When is enough enough? Exploring the need to constantly buy more


Maddie Alsterline

The front sign of Lululemon, a high end brand. The company’s has a store at The Village at Corte Madera.

Material objects have always been a way for teenagers to express themselves. But in recent years social media has upped the stakes. In affluent Marin County, youth feel the pressure to have the latest and greatest.

According to a July 2022 article in the US News & World Report, Marin is the eighth wealthiest county in the U.S. Brands like Lululemon and Apple are the norm, setting a high standard for high schoolers to reach. 

“Living in Marin makes me question my own socio-economic status,” said junior Zoe Dombrosky. “There is such immense wealth in this community that it makes me believe what I have isn’t enough. I feel self-conscious around others who I know are wealthier than me, even though my family and I are perfectly comfortable.” 

The amount of wealth in Marin County is not typical among other communities across the U.S. Many residents live in spacious homes and have the ability to make frequent, pricey purchases.

 “I used to not like people to come over during middle school…I was so scared of being judged because everybody has such big houses,” said sophomore Linnea Nowlen.

Throughout all aspects of life, there are hierarchies. Teenagers, in particular, tend to be very “status-conscious,” acquiring certain items is a way of climbing the social ladder. The constant longing to obtain more can get in the way of other aspects of life. 

‘[Advertisements] convince me that I need something…It’s so ridiculous and honestly exhausting because I get blinded and lose sight of the important things, like my school work, relationships, and personal well-being,” Zoe said. 

Although judgments may not be verbally expressed, many students still worry that others’ perceptions of them are affected by whether or not they have the hottest new gizmo on the market. The pressure may appear subtle but it’s still there. 

“I’ve got kind of an old phone but I feel like nobody else has an old phone anymore,” Linnea said.

It’s not just students who are affected by the status driven culture that is so prevalent in Marin. English teacher Diana Goldberg worked at a school in Hayward, in the East Bay, before switching to Archie Williams three years ago, and sees a stark contrast. 

Stores light up The Village at Corte Madera, a place where many Archie Williams students shop on the weekends. (Maddie Alsterline)

“[In Marin] I see access to cars and criticism over what kind of car people drive. I even had students criticize my own hybrid car when I first started teaching here,” Goldberg said.

Teenagers are at a vulnerable and formative stage in their life. Not only are their brains still developing, but they’re still figuring out who they are. Most teenagers long to fit in, and for many, possessing certain items is just the way to do it.

A CNN health article from 2022 determined that a hallmark of the teenage years is individuation, as they are exploring outside of their familial circle and learning who they are as an individual member of the world. 

Social media has made the search for individuality harder than ever before. With easy access to platforms like Instagram and TikTok, youth are constantly seeing not just what their peers have, but also people all over the world. These disconnected influencers live in various circumstances from location to wealth. And when one scrolls through any commercial site, companies can track what they click on and use it to formulate advertisements in an effort to spike viewers’ interest. 
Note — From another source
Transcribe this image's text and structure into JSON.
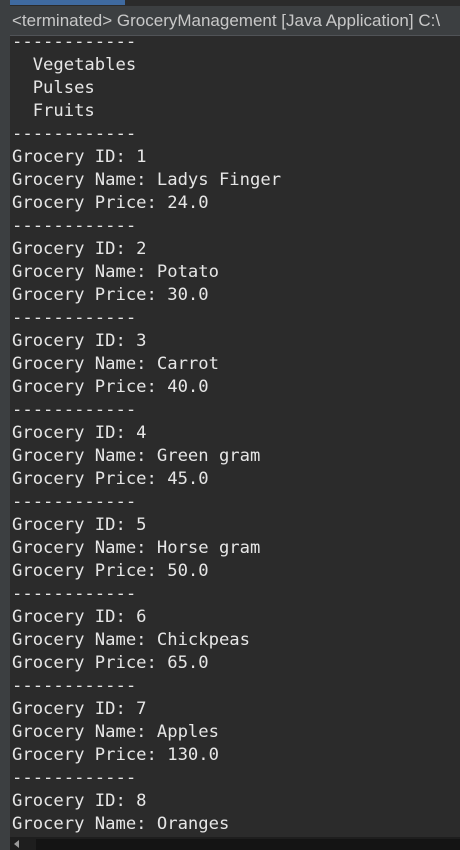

“I am more drawn to acquiring stuff now because I am exposed to more media which affects what I do and don’t want,” said sophomore Sam Williams.

Believed to be among the highest causes of materialistic mindsets is social media. Ready access to social media platforms makes them that much harder to resist – all it takes is one click and suddenly the user is sucked into a constant feed of information. This is especially true for young adults whose brains and bodies are still developing.   

“The addiction to social media is so real and harder to fight if you are a teen. The analysts and companies are out there working to tell us all we need more ‘stuff’ to be happy,”

— Goldberg

Decades of research show that the more people rely on acquiring possessions, the less happy they are. Researchers at the University of Texas found that life experiences are more satisfying and lead to greater happiness than consuming material goods. Additionally, an article published by the Greater Good Magazine at UC Berkeley stated that the more materialistic people are, the less satisfied they are with their lives as a whole and with the amount of enjoyment they get from day-to-day life. Other researchers at UC Berkeley’s Greater Good Science Center have also discovered that gratitude for what one already has offers more satisfaction than the need to constantly acquire something new. 

Ultimately humans are not defined by their belongings. While many young residents in Marin place value on materialistic items, this outlook on life is not universal. People who are generally at peace with what they already have, instead of wanting to acquire more and more stuff, tend to be much happier. Some students at Archie Williams have already discovered this. 

“Quality time with my friends or with my family [is what truly makes me happy],” Linnea said. 

Other students, such as Zoe, are able to break materialistic patterns and recognize other (free) activities which bring them joy.  

“My hobbies, friends, and family make me happy. It’s just so wonderful to spend time around the things that you love, for me that would be acting, art, music, nature, and the people I’m close to,” Zoe said.